The Andes Mountains in South America are the world's longest mountain range and a hotspot of biodiversity. But the forest that climbs up this mountain range provides another important service to humanity. Andean forests are helping to protect the planet by acting as a carbon sink, absorbing carbon dioxide and keeping some of this climate-altering gas out of circulation, according to new research published in Nature Communications.
Underneath the apparent messiness of forests lurk extraordinary regularities, governed by the biological mechanisms that drive universal forces of growth, death, and competition.
A new publication offers a comprehensive guide to help plant scientists communicate their work to the world. An Iowa State University scientist who contributed to the multi-institutional effort says it's critical that plant scientists emphasize outreach to make sure plant science is able to meet the demands of climate change and population growth.
Research in the Peruvian Andes highlights critical climate threats to montane forests and urges for current conservation plans to take climate projections into account.
When trees die during a drought event, they die of thirst: A field study on spruce trees shows that an abrupt collapse of the hydraulic system is responsible.
Invasive species wreak havoc on ecosystems and economies--but new research published in Conservation Science and Practice finds that the public plays an important role in identifying and alerting authorities to new pests that reach America's shores.
Common ragweed is an annual plant whose allergenic pollen affects human health. It's an invasive species particularly well-adapted to living at roadsides. New research, published in in the open-access, peer-reviewed journal NeoBiota, found high population growth along high-traffic roads even in shaded and less disturbed road sections, suggesting that seed dispersal by vehicles and by road maintenance can compensate, at least partly, for less favorable habitat conditions.
The extent to which the composition of the microbiome of apples and oil pumpkins depends on the geographical location and what insights can be derived from this for breeding, health and shelf life of the fruits is shown in two recent publications by researchers at TU Graz.
The meristem of the gerbera is patterned on the molecular level already at a stage where no primordia or other changes are discernible by even an electron microscope.

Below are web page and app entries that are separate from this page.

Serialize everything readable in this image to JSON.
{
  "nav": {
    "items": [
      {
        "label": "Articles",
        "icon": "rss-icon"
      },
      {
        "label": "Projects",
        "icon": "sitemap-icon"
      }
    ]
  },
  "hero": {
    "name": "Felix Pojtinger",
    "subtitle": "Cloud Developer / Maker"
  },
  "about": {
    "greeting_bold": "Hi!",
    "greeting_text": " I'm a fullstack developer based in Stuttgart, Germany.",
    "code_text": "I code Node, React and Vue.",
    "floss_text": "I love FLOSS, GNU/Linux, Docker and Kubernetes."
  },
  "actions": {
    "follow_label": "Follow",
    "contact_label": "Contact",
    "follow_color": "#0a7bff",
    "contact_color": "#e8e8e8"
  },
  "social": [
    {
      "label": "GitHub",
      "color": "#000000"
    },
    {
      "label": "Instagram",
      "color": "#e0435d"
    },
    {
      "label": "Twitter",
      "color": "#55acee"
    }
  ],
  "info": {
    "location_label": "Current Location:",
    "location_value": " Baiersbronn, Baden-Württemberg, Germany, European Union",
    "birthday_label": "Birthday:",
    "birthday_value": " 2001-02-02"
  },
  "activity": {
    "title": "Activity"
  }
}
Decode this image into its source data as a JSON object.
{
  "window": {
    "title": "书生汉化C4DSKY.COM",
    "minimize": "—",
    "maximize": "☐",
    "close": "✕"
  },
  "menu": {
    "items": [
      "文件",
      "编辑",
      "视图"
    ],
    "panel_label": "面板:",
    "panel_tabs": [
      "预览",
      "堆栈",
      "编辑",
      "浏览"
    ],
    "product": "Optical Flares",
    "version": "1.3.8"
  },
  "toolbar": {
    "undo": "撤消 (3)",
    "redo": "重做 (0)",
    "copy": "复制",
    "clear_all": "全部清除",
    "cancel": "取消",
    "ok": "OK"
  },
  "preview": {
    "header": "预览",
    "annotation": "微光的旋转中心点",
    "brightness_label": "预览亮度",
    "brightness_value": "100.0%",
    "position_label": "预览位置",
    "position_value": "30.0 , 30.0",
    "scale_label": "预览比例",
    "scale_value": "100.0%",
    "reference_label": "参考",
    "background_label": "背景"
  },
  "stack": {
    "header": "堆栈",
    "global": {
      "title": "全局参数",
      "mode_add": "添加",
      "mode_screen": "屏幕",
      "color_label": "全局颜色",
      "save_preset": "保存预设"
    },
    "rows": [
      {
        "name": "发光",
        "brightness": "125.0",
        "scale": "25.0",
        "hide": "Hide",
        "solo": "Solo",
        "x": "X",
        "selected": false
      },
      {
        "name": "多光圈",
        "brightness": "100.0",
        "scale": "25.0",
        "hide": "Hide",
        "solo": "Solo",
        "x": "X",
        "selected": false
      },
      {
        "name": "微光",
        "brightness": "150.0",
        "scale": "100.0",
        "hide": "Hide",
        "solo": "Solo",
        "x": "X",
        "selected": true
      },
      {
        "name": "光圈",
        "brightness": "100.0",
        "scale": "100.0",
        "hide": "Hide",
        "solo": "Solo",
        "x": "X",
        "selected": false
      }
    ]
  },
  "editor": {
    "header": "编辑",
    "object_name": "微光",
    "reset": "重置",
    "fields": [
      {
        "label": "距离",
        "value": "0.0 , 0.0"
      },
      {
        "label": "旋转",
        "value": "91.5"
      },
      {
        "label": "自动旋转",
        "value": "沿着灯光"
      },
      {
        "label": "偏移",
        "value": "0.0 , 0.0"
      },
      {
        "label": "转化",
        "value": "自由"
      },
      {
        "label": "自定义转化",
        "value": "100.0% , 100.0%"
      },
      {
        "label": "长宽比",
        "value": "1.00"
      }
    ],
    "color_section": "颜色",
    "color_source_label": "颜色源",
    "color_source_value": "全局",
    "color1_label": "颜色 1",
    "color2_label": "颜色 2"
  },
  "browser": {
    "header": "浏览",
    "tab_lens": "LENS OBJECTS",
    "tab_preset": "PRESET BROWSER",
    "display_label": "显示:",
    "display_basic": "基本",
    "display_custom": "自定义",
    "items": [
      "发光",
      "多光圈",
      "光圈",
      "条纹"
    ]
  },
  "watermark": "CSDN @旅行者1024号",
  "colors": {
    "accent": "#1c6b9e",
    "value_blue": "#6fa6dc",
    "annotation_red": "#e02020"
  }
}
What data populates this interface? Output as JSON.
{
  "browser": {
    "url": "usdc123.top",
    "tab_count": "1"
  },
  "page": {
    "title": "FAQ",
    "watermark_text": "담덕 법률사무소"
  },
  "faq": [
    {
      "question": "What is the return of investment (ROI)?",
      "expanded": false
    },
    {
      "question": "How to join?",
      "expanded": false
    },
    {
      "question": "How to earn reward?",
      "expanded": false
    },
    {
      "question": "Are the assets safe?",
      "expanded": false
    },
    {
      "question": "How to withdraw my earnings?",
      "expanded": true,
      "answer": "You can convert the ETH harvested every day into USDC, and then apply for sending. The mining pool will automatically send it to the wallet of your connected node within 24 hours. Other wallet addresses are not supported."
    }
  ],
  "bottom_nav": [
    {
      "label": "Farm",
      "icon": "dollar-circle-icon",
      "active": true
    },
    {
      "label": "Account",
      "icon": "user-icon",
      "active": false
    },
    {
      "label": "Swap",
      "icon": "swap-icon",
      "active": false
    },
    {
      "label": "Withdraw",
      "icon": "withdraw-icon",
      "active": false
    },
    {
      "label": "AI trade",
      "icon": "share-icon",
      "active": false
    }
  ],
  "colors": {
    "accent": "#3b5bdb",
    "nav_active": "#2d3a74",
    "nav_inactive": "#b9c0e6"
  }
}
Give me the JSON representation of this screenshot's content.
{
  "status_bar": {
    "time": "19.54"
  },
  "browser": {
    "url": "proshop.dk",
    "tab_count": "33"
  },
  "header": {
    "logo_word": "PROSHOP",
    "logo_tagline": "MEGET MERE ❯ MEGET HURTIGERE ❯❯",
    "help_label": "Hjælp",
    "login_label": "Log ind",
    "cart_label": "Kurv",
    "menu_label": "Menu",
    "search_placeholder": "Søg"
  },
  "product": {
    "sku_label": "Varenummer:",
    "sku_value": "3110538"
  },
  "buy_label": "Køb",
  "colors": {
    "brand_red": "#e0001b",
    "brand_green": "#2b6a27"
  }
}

Researchers compared lake sediment, tree ring data and archaeological evidence to reconstruct a 1,200 history of fire, climate, and human activity of the Fish Lake Plateau, a high-elevation forest in central Utah in the U.S. They found that Indigenous people used small, frequent fires, a practice known as cultural burning, which reduced the risk for large-scale wildfire activity in mountain environments even during periods of drought more extreme and prolonged than today.